[P2P-F] Fwd: [open-government] World's First Rating of Right to Information

Dante-Gabryell Monson dante.monson at gmail.com
Thu Sep 29 17:57:24 CEST 2011

---------- Forwarded message ----------
From: Helen Darbishire <helen at access-info.org>
Date: 2011/9/29
Subject: [open-government] World's First Rating of Right to Information
To: euopendata at lists.okfn.org, open-government at lists.okfn.org

**[image: access info logo]****[image: centrelawdemocracylogo]** ****




Press Release*
For immediate release****

*World’s First Rating of Right to Information: 89 Countries Ranked***


*28 September 2011, Madrid/Halifax* - On International Right to Know Day,
two leading human rights organisations, Access Info Europe (Spain) and the
Centre for Law and Democracy (Canada), are launching the first detailed
analysis of the legal framework for the right to information (RTI) in 89
countries around the world.

The RTI Rating <http://www.rti-rating.org> is based on 61 Indicators drawn
from a wide range of international standards on the right to information,
feedback from an international Advisory Council of renowned experts on the
right to information and comparative study of numerous right to information
and related laws from around the world.

The findings of the RTI Rating show that there is a significant variety in
the quality of the legal framework, with scores out of a maximum possible
150 ranging from 37 (Germany) to 135 (Serbia). Some of the key results:****

» More recent laws protect the right to know more strongly; of the 20
countries with scores above 100, 11 adopted their RTI laws since 2005, and 7
since 2000 – these laws tend to have much stronger oversight, enforcement
and promotion.****

» Of the 20 countries with scores above 100, 7 are in East and Central
Europe, 5 in Asia, 4 in the Americas, 3 in Africa and only one is in Western
Europe; ****

» Europe overall accounts for 15 of the bottom 20, primarily the older
European laws which are more limited in scope and have weaker appeals
mechanisms; ****

*“Effective protection of human rights like the right to information
requires a sound legal basis,” *said Toby Mendel, Executive Director of the
Centre for Law and Democracy.* “This rating tool enables us to pinpoint
areas of weakness in the legal framework for RTI, and to direct future
advocacy at resolving these.” *

The RTI Rating shows not only a country’s overall score, but also but also
its strengths and weaknesses in relation to seven main categories: Right of
Access, Scope; Requesting Procedures; Exceptions and Refusals; Appeals;
Sanctions and Protections; and Promotional Measures.

The score for the legal framework did not always accord with overall levels
of transparency in a country in practice.

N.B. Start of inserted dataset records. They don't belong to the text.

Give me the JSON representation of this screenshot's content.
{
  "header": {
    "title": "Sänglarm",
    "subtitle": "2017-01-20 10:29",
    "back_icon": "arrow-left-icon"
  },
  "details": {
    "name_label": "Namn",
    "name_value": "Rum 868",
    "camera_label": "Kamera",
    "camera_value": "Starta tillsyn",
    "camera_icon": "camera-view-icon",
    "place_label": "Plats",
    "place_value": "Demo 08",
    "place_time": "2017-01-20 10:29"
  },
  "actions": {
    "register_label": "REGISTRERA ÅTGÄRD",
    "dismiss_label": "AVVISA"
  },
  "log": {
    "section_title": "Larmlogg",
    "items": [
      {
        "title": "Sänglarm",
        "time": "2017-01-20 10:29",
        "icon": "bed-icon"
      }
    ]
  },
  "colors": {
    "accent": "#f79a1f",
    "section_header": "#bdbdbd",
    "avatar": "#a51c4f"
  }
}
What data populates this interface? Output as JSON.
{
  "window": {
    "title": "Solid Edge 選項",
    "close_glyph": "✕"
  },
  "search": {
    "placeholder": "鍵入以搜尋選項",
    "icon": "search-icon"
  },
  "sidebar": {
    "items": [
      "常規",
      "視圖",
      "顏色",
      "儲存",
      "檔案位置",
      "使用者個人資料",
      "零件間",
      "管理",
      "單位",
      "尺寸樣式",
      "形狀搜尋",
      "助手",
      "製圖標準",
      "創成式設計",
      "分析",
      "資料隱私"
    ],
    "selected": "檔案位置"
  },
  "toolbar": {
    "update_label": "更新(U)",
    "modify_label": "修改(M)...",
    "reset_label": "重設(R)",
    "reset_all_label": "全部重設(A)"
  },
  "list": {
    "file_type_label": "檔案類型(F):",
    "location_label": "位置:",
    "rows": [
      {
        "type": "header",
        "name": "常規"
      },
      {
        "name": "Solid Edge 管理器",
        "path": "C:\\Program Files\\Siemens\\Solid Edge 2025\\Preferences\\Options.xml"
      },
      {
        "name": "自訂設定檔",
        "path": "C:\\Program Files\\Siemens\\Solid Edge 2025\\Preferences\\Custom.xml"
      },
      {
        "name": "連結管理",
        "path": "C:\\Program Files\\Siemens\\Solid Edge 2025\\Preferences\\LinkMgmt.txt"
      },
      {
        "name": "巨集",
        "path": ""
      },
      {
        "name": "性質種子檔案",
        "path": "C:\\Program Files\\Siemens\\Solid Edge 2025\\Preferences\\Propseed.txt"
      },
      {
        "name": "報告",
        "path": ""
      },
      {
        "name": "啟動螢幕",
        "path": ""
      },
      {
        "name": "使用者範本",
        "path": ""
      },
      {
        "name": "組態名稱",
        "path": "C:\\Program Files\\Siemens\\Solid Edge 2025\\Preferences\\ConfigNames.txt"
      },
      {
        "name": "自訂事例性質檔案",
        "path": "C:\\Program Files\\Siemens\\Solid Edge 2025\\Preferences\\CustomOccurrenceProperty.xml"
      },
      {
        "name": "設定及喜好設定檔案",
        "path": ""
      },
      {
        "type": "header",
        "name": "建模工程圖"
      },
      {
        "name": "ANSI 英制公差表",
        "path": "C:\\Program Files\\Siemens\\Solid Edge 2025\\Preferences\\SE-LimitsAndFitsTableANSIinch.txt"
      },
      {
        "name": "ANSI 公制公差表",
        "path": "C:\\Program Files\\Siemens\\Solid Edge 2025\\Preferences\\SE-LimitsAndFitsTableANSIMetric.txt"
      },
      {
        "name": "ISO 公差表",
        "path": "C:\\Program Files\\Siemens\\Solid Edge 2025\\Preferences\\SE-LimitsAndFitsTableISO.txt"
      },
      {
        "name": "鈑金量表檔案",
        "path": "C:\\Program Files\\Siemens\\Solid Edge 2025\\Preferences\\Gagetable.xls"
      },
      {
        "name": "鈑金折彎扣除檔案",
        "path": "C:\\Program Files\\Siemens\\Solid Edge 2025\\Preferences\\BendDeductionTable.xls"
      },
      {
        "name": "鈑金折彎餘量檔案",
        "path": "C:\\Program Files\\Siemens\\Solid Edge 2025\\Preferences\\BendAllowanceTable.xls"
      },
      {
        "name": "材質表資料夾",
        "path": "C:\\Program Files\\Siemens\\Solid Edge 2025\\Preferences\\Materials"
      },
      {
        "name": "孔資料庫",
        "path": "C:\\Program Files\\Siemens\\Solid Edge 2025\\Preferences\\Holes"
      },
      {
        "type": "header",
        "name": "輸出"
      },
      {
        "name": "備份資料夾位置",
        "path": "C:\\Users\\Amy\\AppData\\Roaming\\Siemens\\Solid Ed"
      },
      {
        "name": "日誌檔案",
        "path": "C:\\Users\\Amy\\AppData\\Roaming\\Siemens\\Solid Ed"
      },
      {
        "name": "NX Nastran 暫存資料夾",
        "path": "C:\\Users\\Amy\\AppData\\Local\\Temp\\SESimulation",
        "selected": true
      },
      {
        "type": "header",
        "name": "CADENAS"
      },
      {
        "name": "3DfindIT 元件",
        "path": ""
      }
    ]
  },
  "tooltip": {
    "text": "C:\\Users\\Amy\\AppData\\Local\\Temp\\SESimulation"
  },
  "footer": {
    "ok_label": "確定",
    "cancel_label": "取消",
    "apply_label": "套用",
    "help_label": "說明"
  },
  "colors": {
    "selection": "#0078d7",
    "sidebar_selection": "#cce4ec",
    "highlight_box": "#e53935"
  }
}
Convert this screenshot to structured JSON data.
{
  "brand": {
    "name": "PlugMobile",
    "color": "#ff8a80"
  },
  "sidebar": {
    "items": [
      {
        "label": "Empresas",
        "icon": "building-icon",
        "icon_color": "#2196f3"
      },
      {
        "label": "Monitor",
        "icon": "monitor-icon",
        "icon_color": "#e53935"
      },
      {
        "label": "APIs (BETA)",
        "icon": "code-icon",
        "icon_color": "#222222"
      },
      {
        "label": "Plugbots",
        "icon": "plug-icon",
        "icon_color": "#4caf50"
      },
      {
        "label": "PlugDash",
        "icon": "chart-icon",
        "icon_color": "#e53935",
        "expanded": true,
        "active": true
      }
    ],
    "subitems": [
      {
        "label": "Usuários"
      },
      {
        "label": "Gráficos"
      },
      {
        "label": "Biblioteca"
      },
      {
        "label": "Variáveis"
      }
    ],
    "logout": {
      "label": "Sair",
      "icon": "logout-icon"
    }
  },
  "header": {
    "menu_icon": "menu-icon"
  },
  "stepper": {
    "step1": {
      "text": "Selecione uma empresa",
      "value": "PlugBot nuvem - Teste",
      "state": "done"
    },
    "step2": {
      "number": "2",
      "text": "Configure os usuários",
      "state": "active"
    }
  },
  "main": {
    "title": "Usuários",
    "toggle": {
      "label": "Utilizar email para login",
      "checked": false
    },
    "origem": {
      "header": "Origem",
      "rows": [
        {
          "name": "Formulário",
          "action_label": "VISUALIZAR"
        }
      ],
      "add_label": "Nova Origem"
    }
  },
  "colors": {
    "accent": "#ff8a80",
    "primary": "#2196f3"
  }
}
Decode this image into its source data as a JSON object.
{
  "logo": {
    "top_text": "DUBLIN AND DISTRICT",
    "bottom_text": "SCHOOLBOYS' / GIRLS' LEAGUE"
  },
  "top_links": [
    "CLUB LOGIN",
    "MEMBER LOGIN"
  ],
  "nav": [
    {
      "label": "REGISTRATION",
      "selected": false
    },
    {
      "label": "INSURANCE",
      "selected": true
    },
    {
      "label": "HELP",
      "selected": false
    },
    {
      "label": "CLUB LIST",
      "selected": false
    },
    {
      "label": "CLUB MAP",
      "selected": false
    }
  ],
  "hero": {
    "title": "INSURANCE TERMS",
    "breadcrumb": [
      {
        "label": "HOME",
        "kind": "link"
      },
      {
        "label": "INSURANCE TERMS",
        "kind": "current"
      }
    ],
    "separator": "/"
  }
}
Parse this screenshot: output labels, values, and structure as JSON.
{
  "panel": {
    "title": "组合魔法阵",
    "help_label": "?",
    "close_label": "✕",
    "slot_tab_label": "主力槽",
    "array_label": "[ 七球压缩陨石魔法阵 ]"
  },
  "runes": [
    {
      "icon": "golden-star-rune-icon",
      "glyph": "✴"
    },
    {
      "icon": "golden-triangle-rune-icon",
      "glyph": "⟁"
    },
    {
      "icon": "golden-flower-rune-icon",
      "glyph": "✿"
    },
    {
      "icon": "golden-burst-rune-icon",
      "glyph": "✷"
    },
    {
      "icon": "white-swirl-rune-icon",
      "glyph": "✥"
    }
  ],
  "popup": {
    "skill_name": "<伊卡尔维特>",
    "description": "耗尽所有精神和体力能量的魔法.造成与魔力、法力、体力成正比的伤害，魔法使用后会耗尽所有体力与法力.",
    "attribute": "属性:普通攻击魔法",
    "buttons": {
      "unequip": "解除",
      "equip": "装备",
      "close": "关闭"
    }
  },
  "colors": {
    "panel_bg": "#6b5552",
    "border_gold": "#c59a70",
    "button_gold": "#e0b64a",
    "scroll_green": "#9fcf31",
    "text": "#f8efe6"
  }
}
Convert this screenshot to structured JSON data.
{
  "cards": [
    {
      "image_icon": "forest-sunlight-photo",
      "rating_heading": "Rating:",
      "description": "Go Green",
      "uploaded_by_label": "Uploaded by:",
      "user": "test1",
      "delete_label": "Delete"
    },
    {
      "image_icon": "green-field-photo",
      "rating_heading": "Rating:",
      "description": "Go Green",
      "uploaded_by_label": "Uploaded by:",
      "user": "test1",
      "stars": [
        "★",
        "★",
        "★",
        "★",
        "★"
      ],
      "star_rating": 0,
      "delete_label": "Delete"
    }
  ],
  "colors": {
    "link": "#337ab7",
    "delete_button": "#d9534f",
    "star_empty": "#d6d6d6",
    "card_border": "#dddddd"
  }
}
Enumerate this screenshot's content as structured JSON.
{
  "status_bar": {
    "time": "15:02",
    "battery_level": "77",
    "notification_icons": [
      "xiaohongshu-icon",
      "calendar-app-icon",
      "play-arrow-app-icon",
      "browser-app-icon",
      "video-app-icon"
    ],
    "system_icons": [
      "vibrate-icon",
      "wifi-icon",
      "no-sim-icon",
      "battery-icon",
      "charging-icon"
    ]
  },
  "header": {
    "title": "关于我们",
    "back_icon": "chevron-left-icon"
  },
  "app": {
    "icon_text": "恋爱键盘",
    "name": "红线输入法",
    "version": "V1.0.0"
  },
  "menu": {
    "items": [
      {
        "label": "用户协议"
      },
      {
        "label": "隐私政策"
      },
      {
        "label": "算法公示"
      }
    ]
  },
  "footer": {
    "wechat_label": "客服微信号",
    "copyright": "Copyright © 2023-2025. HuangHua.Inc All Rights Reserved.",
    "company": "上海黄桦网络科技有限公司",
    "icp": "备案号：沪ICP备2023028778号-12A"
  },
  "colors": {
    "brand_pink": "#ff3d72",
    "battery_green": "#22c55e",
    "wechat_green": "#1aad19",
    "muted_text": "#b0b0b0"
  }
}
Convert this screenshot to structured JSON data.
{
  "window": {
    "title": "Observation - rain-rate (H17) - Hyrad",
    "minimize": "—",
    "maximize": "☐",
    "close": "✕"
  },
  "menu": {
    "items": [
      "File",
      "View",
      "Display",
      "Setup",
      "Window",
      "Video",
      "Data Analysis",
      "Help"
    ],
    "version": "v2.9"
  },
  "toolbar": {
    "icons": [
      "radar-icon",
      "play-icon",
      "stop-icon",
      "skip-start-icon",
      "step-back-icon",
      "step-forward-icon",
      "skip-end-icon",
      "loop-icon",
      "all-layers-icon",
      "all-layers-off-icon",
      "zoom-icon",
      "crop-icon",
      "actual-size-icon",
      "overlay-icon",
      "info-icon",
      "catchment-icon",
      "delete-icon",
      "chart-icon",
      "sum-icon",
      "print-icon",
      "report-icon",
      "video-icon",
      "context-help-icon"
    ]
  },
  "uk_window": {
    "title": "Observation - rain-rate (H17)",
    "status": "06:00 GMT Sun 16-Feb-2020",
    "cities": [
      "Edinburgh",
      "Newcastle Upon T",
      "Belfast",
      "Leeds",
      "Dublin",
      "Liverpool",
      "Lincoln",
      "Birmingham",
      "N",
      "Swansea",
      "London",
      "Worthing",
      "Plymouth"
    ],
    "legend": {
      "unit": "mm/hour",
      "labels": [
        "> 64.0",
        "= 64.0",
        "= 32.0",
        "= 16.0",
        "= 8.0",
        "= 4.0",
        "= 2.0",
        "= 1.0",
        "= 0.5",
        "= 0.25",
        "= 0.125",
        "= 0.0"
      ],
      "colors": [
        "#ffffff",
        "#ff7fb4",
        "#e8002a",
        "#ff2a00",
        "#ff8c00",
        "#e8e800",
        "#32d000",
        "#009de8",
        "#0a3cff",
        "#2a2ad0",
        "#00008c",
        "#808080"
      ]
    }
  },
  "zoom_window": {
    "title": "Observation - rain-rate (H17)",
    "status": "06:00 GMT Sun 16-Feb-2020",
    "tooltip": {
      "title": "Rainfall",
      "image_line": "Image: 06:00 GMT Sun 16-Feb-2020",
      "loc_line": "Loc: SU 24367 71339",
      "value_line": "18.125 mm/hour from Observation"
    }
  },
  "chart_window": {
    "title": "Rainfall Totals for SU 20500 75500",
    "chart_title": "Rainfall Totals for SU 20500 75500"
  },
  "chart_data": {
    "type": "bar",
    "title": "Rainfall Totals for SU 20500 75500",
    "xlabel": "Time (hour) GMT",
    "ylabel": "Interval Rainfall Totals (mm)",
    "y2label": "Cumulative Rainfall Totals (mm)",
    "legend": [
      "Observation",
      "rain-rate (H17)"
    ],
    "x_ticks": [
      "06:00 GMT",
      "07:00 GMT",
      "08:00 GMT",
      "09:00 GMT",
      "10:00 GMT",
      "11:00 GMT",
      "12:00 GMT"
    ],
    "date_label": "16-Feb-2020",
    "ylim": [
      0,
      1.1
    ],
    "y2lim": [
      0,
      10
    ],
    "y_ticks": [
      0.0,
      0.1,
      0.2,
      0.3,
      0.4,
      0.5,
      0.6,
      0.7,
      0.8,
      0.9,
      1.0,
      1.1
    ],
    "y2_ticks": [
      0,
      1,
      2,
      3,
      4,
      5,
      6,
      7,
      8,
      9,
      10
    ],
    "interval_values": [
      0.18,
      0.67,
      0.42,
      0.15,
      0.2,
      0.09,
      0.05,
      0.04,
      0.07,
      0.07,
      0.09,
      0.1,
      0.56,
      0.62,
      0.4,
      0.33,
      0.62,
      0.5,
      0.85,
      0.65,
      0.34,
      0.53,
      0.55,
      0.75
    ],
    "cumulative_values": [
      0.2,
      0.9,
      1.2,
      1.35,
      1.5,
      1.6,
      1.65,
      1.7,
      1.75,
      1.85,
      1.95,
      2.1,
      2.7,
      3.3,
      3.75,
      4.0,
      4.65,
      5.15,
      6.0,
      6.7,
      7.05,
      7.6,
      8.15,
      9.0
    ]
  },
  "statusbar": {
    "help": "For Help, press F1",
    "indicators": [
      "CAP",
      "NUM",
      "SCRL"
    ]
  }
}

Some national experts who reviewed
the AIE and CLD country assessments noted that is sometimes a gap between
the quality of the law and the practice. In some northern European
countries, the older legal frameworks do not fully reflect the culture of
transparency in practice, whereas in countries like Azerbaijan, Nepal and
Ethiopia, strong laws on paper do not necessarily reflect a fully open
society; the strong laws in El Salvador and Liberia were adopted too
recently to assess the practice.

*“Testing of levels of transparency in practice is essential to have a full
picture,”* commented Helen Darbishire, Executive Director of Access Info
Europe. *“Adopting a law is only a first step to transparency; without
accurate measures of access to information in practice, governments can
participate in ‘transparency washing’ and claim greater respect for this
fundamental human right than is in fact the case.”*****

*Note for editors*****

**·         **More information about the tools used in preparing the RTI
Rating, the Advisory Committee and the detailed ratings for each country can
be found at: www.rti-rating.org.****

**·         **Access Info Europe and the Centre for Law and Democracy remain
open to comments and corrections to the RTI Rating. We know that only
through expert feedback will we perfect this analysis. The following
countries have not yet had national reviewers and comments from experts
knowing about those countries would be particularly welcome: Antigua and
Barbuda, Austria, Bangladesh, Cook Islands, Denmark, Dominican Republic,
Ecuador, Estonia, Greece, Guatemala, Guinea-Conakry, Iceland, Korea (South),
Kosovo, Liechtenstein, Montenegro, Nicaragua, Panama, Poland, Portugal,
Slovak Republic, St Vincent and the Grenadines, Switzerland, Tajikistan,
Trinidad and Tobago, Tunisia and Turkey.****

*For further information please contact:***

*Helen Darbishire*, Access Info Europe
Email: helen at access-info.org | +34 667 685 319****

*Michael Karanicolas*, Centre for Law and Democracy
Email: michael at law-democracy.org | +1 902 448 5290****

open-government mailing list
open-government at lists.okfn.org
-------------- next part --------------
An HTML attachment was scrubbed...
URL: https://lists.ourproject.org/pipermail/p2p-foundation/attachments/20110929/a0f3f74b/attachment.htm 

More information about the P2P-Foundation mailing list